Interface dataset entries
##############################

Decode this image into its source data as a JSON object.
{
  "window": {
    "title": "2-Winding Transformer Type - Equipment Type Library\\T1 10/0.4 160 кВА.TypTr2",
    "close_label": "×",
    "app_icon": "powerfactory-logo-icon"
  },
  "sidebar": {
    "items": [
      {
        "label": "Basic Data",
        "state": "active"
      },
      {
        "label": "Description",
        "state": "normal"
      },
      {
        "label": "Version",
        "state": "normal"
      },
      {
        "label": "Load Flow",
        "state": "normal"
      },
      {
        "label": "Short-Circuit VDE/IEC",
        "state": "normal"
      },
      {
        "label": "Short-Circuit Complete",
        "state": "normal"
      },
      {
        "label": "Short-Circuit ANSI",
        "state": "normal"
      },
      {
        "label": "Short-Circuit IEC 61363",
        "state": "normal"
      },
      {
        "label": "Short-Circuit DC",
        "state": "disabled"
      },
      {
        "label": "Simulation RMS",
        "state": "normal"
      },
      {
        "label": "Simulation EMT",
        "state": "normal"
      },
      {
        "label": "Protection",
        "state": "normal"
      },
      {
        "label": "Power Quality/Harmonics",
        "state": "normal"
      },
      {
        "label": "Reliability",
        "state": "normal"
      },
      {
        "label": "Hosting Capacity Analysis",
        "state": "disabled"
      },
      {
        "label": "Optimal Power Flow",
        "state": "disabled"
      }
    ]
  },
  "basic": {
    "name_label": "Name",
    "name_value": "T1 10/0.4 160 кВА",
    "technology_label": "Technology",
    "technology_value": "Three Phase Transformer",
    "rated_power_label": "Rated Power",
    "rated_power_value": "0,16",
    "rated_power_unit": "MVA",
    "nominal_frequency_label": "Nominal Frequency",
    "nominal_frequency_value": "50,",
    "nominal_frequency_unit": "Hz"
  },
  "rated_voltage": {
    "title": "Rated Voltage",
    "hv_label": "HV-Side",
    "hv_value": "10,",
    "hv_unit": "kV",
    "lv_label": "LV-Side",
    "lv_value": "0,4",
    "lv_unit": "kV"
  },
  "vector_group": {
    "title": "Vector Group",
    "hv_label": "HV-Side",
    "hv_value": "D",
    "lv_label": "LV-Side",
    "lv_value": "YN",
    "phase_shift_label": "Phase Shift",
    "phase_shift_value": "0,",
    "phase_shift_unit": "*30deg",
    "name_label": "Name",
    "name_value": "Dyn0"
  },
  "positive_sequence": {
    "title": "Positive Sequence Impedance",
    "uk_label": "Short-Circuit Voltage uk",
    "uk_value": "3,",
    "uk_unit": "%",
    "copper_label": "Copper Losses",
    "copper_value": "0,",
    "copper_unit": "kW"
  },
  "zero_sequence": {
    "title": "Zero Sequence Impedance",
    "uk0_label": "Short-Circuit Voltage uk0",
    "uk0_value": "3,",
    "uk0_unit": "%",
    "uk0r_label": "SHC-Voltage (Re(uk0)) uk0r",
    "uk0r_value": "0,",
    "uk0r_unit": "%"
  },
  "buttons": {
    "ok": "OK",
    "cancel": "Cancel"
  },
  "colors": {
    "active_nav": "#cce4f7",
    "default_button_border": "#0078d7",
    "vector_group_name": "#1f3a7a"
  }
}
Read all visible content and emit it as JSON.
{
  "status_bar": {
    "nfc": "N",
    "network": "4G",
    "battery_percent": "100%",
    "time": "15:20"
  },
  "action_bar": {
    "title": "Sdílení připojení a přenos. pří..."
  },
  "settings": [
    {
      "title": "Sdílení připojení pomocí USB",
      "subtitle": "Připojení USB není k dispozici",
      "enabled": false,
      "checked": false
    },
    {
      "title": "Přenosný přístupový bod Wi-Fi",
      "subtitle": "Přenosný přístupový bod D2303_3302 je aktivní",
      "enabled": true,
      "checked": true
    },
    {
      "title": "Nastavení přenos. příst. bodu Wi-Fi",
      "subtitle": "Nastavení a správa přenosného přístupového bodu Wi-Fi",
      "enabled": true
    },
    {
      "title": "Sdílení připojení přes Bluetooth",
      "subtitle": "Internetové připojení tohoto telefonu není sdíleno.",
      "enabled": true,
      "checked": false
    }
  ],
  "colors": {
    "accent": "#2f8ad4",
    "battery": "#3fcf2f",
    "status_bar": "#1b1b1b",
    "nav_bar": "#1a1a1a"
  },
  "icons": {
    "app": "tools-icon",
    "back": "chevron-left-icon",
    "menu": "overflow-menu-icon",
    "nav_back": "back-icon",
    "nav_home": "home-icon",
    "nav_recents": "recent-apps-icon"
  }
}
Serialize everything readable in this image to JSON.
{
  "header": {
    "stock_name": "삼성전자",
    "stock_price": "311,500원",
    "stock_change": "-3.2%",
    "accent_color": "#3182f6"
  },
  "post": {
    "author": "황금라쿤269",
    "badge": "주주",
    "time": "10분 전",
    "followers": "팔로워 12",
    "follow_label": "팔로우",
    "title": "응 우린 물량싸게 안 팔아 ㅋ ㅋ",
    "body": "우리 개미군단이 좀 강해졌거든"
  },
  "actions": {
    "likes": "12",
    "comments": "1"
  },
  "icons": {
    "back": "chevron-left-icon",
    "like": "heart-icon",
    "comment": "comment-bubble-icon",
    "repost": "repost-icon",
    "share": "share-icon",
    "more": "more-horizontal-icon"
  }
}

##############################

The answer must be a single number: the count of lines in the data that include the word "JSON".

Your solution: 3